|The soundtrack was issued in 1967 and a CD released on 11th January 2000. The tracks were:|
Side One: ‘To Sir With Love’, Lulu; School of Break Dancing; ‘Stealing My Love From Me’, Lulu; Thackeray Meets Faculty, Then Alone; Music From Lunch Break; ‘Off and Away’, The Mindbenders; Thackeray Loses Temper, Gets An Idea; Museums Outings Montage; ‘To Sir With Love’, Lulu.
Side Two: A Classical Lesson; Perhaps I Could Tidy Your Desk; Potter’s Loss of Temper In Gym; Thackeray Reads Letter About Job; Thackeray and Denham Box In Gym; The Funeral; End of Term Dance; ‘It’s Getting Better All the Time’, The Mindbenders; ‘To Sir With Love’, Lulu.
Thursday, 28 April 2011
To Sir with love - 1967
A 1967 film produced, written and directed by James Clavell and based on the novel by E. R. Braithwaite. The 105 minute British colour film was distributed by Columbia and the music was by Ron Grainger. Braithwaite was born in Guyana and after the war, like many skilled members of an ethnic minority, he had difficulty finding work, so he ended up as a teacher at an East End school. His experiences there were published in his book ‘To Sir With Love’ in 1959.
The cast comprised Sidney Poitier as Mark Thackeray, Christian Roberts as Bert Denham, Lulu as Barbara ‘Babs’ Pegg, Adrienne Posta as Moira Joseph, Judy Geeson as Pamela Dare and Suzy Kendall as Gillian Blanchard. The soundtrack was issued on Fontana TL 5446 and contained four songs by Lulu and two by the Mindbenders. In some ways this was a British equivalent of ‘The Blackboard Jungle’, but not as dark. It also featured one of that earlier film’s actors, Sidney Poitier, in the leading role. The musical content, rather than the ‘rebellious’ rock ‘n’ roll of Bill Haley & His Comets, mirrored the sentimentality of the film with Lulu’s rendition of the title song which became a No. 1 hit for her.

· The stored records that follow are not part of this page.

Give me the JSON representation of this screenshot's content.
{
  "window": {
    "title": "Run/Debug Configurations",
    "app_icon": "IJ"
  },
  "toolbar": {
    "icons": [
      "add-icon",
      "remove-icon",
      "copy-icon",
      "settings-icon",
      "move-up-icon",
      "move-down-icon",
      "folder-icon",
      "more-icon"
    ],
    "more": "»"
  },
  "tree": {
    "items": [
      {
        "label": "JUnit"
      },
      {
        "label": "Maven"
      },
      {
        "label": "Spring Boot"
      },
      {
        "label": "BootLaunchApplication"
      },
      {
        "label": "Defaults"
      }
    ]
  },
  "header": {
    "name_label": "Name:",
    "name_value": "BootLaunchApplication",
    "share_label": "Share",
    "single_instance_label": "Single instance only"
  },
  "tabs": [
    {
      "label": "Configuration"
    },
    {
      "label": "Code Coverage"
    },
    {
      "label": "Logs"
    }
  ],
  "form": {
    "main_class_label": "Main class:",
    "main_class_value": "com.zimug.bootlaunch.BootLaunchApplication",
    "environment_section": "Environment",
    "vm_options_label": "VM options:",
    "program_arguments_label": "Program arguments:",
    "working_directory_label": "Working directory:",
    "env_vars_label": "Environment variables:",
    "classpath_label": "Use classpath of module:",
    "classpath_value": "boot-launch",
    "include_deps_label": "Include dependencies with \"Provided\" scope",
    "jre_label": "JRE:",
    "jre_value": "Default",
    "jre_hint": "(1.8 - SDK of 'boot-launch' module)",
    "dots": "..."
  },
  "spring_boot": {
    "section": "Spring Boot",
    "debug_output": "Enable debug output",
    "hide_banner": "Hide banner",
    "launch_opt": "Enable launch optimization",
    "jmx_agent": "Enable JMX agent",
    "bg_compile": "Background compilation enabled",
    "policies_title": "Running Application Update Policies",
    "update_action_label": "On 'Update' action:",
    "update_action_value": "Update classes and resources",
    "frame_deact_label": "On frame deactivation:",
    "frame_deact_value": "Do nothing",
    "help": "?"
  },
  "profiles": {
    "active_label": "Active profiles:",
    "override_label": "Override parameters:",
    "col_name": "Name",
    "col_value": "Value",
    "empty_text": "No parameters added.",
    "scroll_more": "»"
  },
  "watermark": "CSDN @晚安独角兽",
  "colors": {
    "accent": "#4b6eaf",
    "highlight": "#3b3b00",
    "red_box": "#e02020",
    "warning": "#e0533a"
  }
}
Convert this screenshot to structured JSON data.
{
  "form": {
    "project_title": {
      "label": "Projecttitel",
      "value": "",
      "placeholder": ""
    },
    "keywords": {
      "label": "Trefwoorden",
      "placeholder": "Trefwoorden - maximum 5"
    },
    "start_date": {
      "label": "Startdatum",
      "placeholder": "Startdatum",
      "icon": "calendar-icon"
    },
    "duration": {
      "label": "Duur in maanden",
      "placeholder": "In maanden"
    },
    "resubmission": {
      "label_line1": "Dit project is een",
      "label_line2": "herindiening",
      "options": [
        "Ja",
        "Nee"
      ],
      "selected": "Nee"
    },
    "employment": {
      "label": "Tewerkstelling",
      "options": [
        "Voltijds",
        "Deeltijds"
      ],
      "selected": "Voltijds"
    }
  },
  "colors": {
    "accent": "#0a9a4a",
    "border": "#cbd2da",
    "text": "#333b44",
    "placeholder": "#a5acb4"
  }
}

Lulu also had a small acting role in the film and Manchester group The Mindbenders performed during the end-of-term school dance sequence with ‘Off and Running’ and ‘It’s Getting Harder All The Time.’ The story tells of a young African engineer from British Guyana, unable to find a post in his own profession, mainly because of colour prejudice, who becomes a teacher at North Quay Secondary, an East End school with a classroom of tough 16-year-old youngsters, disillusioned and rebellious because of the limited opportunities before them due to their environment and background.
Even on his first day he is warned of the problems he faces as his predecessor resigned because of the hostile attitude of the kids towards anyone in authority. Thackeray is initially frustrated by their apparent lack of interest and their disruption of his classes: they slam their desk tops, walk out of class without asking for permission and generally show a lack of interest in their lessons.
When he finds the girls burning tampons in the classroom stove he erupts, sends the boys out of the room and gives the girls a piece of his mind before retreating to the staff room where he feels guilty about losing his temper. As a result he then begins to use unorthodox teaching methods and builds up the youngsters' self respect, treating them as young adults and getting them involved in dialogue. When another teacher, Mr Bell, forces an overlarge boy to jump a hurdle when it is obviously beyond the lad’s capabilities, the boy falls and breaks the hurdle. Furious, another boy attacks the teacher with a broken piece of wood.
Thackeray intervenes, tells the teacher off and advises the boy that he shouldn’t lose his temper. Denham, the most disruptive boy in the class challenges Thackeray to a boxing bout. Thackeray was once a Golden Gloves contender and floors him with a single blow. Thackeray helps him up and begins to gain the boy’s respect. Gradually, teaching his students as young adults and getting them to respect each other begins to pay rewards. There were other little sub-plots – the death of a boy’s mother, who is black, also indicates the racism of the time, but is overcome when the entire class attend the funeral.
Thackeray has a mild flirtation with Gillian, one of the other teachers and one of his students, Pamela, has a crush on him.When Thackeray receives a letter offering him a job with an engineering company, he has a decision to make: to work in his chosen profession, or to continue to communicate with youngsters and help them to be better prepared for their future. He decides to stay and at the end of term dance, he is paid a tribute when one of his students, Barbara, sings a song she has written about him, ‘To Sir With Love.’ After bidding his students farewell, he comes across a sullen youngster who declares, ‘I’m in your bleeding class next term’ and realises his work is cut out for him.